It's not something most of think about. Sure, we've heard horror stories about people having the wrong breast removed during a mastectomy, or someone having the wrong kidney removed. But these seem like very unusual occurrences. They can't possibly be common or no doctor would be able to practice medicine, right? Maybe not.
According to a study cited by AHC Media, which was conducted over a 32-month period, 7600 "wrong-patient" events occurred in 181 healthcare organizations. And in about 9 percent of those events, the patient suffered temporary or permanent harm, and even death.
Why is this happening?

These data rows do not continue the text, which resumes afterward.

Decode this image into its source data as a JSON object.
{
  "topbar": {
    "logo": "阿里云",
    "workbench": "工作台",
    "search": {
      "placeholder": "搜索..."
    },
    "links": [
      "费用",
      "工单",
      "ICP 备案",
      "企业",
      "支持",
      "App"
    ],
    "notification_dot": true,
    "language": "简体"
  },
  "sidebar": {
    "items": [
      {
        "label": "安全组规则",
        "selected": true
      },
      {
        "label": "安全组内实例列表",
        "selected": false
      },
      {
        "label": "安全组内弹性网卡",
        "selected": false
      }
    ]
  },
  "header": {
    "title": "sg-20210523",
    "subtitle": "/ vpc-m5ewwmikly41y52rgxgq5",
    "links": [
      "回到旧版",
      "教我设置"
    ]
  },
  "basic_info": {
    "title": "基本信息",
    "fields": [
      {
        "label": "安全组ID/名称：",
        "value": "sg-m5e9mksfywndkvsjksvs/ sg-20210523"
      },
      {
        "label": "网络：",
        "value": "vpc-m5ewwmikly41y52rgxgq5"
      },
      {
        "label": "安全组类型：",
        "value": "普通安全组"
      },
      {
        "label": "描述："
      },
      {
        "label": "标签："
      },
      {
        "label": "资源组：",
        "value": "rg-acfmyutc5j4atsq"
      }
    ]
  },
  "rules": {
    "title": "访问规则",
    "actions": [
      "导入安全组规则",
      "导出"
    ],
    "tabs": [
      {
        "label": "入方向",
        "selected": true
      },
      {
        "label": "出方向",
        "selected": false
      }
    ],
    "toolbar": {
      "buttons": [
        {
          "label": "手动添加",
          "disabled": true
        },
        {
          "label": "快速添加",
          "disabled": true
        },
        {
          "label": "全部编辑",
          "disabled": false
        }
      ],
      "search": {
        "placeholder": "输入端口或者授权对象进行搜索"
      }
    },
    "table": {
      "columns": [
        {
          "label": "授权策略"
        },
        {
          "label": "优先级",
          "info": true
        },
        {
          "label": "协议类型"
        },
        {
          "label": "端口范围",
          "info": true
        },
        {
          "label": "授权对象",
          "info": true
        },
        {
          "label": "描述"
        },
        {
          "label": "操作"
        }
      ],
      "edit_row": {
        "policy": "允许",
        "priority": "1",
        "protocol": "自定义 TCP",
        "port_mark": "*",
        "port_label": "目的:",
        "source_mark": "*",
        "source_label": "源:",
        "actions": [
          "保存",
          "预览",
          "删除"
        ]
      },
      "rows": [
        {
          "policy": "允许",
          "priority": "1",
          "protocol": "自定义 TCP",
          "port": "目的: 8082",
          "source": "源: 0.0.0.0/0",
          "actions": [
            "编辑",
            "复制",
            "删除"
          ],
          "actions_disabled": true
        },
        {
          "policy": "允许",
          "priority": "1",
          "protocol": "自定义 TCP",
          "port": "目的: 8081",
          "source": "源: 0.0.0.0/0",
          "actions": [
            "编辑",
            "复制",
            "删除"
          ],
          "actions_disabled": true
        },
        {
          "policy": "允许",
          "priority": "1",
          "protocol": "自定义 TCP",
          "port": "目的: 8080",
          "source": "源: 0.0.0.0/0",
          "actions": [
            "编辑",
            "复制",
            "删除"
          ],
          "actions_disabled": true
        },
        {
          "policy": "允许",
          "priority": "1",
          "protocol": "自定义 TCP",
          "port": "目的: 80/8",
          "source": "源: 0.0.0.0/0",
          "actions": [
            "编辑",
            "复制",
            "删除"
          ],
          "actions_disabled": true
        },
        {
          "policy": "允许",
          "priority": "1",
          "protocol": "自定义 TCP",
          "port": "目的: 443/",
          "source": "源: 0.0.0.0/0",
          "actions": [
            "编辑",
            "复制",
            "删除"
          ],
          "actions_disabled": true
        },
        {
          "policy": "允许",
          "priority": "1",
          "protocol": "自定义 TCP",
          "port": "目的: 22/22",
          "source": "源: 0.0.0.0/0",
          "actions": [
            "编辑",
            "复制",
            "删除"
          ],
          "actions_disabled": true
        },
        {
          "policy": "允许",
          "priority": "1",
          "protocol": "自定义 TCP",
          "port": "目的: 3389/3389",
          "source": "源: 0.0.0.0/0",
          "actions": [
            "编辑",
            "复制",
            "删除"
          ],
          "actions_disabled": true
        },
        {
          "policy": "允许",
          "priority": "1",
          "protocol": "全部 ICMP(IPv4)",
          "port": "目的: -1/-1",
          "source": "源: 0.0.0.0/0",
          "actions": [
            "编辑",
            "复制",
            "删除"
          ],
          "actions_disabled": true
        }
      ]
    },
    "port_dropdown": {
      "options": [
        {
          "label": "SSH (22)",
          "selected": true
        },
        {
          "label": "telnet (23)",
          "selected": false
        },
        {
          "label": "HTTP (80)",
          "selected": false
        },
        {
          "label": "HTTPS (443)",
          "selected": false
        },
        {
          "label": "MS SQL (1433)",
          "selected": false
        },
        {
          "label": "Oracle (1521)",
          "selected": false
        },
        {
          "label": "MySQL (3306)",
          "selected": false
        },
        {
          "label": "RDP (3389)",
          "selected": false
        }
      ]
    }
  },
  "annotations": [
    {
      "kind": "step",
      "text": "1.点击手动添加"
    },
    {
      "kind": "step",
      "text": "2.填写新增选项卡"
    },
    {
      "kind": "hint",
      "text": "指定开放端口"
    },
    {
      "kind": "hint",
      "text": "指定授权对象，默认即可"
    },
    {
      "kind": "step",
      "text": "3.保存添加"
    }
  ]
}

The study cites many reasons for patient-identification error including: Increased patient volume, patients being treated by many providers in one visit (for example being sent from a doctor's office to x-ray and then perhaps to the lab after that) and IT systems that do not function, or share data, properly.
Is there a way you can help prevent patient-identification error? The best good defense is a good offense. Being aware that providers have many, many patients to see each day, and being proactive in your own care may mitigate confusion and help you from becoming a statistic.
How can I be proactive?
There are many ways you can help eliminate patient-error. Some suggestions include:
- When you check in, be sure to double check with the registrar. Ask your name to be repeated, and if you have a common name such as Jane Smith, or John Jones, ask them to verify your birth date so that you can be sure they have pulled the correct chart.
- If you are being given a shot or vaccine, ask the nurse to verify with you what she is injecting. Be certain it is something your doctor ordered for you. If a nurse appears with an injection you weren't aware of, don't be afraid to double check that your doctor actually ordered it for you.
- If you are in the hospital and are being given tablets or other medication, ask what they are and why they are being given to you. People make mistakes. And you want to be sure you are being given the Dilaudid you were prescribed, not your neighbor's Coumadin.
- When you are scheduled for an x-ray or lab work, be sure to ask the technician to confirm what test you are getting and why.
No healthcare provider wants to make a mistake--especially one that results in irreparable harm. By advocating for yourself, you are helping your provider give you the best care possible--which is a win/win situation for everyone involved.